### EXERCISE DETAILS
Your answer should be the lines of the material that include the word "kind".

[Start of Attachment]

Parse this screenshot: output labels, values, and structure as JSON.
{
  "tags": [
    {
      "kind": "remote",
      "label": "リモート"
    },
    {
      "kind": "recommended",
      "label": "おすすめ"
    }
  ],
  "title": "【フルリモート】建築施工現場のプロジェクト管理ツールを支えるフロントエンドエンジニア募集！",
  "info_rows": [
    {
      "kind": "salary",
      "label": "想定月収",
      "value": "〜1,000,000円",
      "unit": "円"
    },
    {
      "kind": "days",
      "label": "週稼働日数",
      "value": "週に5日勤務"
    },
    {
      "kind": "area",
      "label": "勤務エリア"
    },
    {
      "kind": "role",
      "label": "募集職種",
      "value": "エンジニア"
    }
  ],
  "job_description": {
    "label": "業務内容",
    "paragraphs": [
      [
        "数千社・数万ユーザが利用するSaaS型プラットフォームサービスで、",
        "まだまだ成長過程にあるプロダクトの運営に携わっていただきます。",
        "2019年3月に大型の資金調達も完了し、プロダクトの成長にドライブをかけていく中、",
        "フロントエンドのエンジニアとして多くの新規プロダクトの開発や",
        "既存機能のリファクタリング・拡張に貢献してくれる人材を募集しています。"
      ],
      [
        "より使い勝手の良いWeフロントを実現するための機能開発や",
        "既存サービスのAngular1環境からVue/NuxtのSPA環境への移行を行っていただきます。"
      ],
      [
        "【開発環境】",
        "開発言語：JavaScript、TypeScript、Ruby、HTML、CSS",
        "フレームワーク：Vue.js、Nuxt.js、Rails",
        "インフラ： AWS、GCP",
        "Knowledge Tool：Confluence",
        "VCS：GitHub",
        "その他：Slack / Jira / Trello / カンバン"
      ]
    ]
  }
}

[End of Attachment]

### SOLVED PROBLEM
      "kind": "remote",
      "kind": "recommended",
      "kind": "salary",
      "kind": "days",
      "kind": "area",
      "kind": "role",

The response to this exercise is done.